▸ PROBLEM DESCRIPTION
Lines below that include "Periode" are the answer; copy each one.

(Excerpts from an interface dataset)
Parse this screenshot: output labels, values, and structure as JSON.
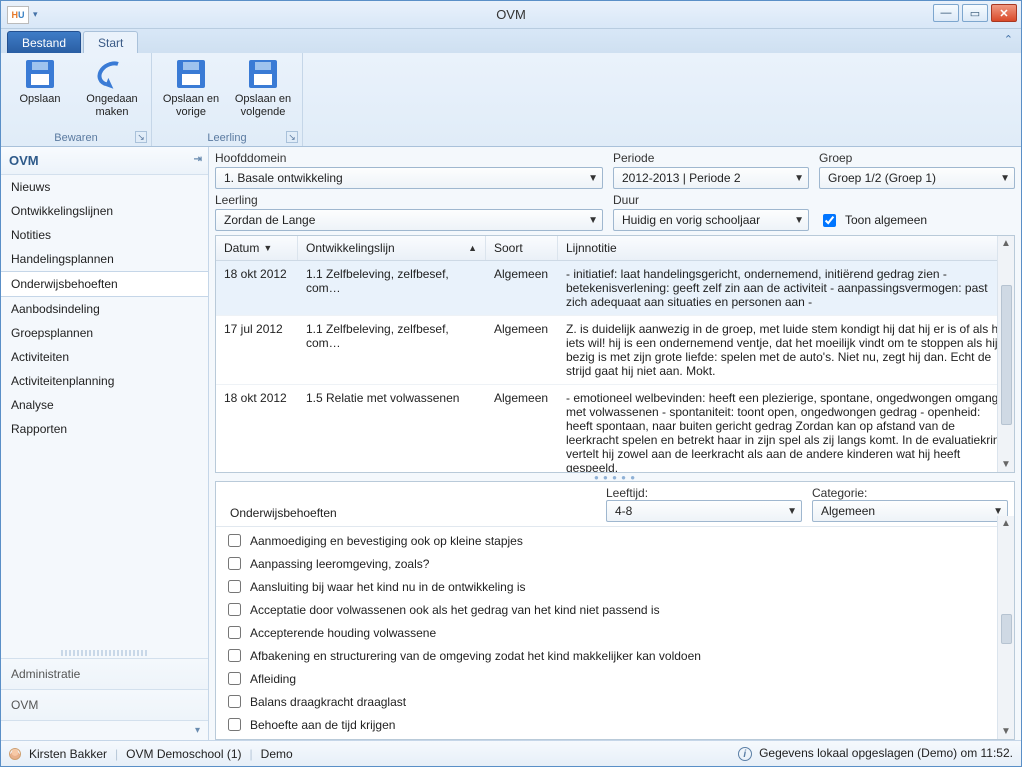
{
  "window": {
    "title": "OVM"
  },
  "tabs": {
    "file": "Bestand",
    "start": "Start"
  },
  "ribbon": {
    "bewaren": {
      "caption": "Bewaren",
      "opslaan": "Opslaan",
      "ongedaan": "Ongedaan maken"
    },
    "leerling": {
      "caption": "Leerling",
      "prev": "Opslaan en vorige",
      "next": "Opslaan en volgende"
    }
  },
  "sidebar": {
    "header": "OVM",
    "items": [
      "Nieuws",
      "Ontwikkelingslijnen",
      "Notities",
      "Handelingsplannen",
      "Onderwijsbehoeften",
      "Aanbodsindeling",
      "Groepsplannen",
      "Activiteiten",
      "Activiteitenplanning",
      "Analyse",
      "Rapporten"
    ],
    "selected_index": 4,
    "admin": "Administratie",
    "ovm": "OVM"
  },
  "filters": {
    "hoofddomein_label": "Hoofddomein",
    "hoofddomein_value": "1. Basale ontwikkeling",
    "periode_label": "Periode",
    "periode_value": "2012-2013 | Periode 2",
    "groep_label": "Groep",
    "groep_value": "Groep 1/2 (Groep 1)",
    "leerling_label": "Leerling",
    "leerling_value": "Zordan de Lange",
    "duur_label": "Duur",
    "duur_value": "Huidig en vorig schooljaar",
    "toon_algemeen": "Toon algemeen"
  },
  "grid": {
    "cols": {
      "datum": "Datum",
      "ontw": "Ontwikkelingslijn",
      "soort": "Soort",
      "lijn": "Lijnnotitie"
    },
    "rows": [
      {
        "datum": "18 okt 2012",
        "ontw": "1.1 Zelfbeleving, zelfbesef, com…",
        "soort": "Algemeen",
        "lijn": " - initiatief: laat handelingsgericht, ondernemend, initiërend gedrag zien - betekenisverlening: geeft zelf zin aan de activiteit - aanpassingsvermogen: past zich adequaat aan situaties en personen aan -"
      },
      {
        "datum": "17 jul 2012",
        "ontw": "1.1 Zelfbeleving, zelfbesef, com…",
        "soort": "Algemeen",
        "lijn": "Z. is duidelijk aanwezig in de groep, met luide stem kondigt hij dat hij er is of als hij iets wil! hij is een ondernemend ventje, dat het moeilijk vindt om te stoppen als hij bezig is met zijn grote liefde: spelen met de auto's. Niet nu, zegt hij dan. Echt de strijd gaat hij niet aan. Mokt."
      },
      {
        "datum": "18 okt 2012",
        "ontw": "1.5 Relatie met volwassenen",
        "soort": "Algemeen",
        "lijn": " - emotioneel welbevinden: heeft een plezierige, spontane, ongedwongen omgang met volwassenen - spontaniteit: toont open, ongedwongen gedrag - openheid: heeft spontaan, naar buiten gericht gedrag Zordan kan op afstand van de leerkracht spelen en betrekt haar in zijn spel als zij langs komt. In de evaluatiekring vertelt hij zowel aan de leerkracht als aan de andere kinderen wat hij heeft gespeeld."
      }
    ]
  },
  "lower": {
    "leeftijd_label": "Leeftijd:",
    "leeftijd_value": "4-8",
    "categorie_label": "Categorie:",
    "categorie_value": "Algemeen",
    "title": "Onderwijsbehoeften",
    "needs": [
      "Aanmoediging en bevestiging ook op kleine stapjes",
      "Aanpassing leeromgeving, zoals?",
      "Aansluiting bij waar het kind nu in de ontwikkeling is",
      "Acceptatie door volwassenen ook als het gedrag van het kind niet passend is",
      "Accepterende houding volwassene",
      "Afbakening en structurering van de omgeving zodat het kind makkelijker kan voldoen",
      "Afleiding",
      "Balans draagkracht draaglast",
      "Behoefte aan de tijd krijgen"
    ]
  },
  "status": {
    "user": "Kirsten Bakker",
    "school": "OVM Demoschool (1)",
    "mode": "Demo",
    "right": "Gegevens lokaal opgeslagen (Demo) om 11:52."
  }
}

▸ EXERCISE ANSWER
    "periode_label": "Periode",
    "periode_value": "2012-2013 | Periode 2",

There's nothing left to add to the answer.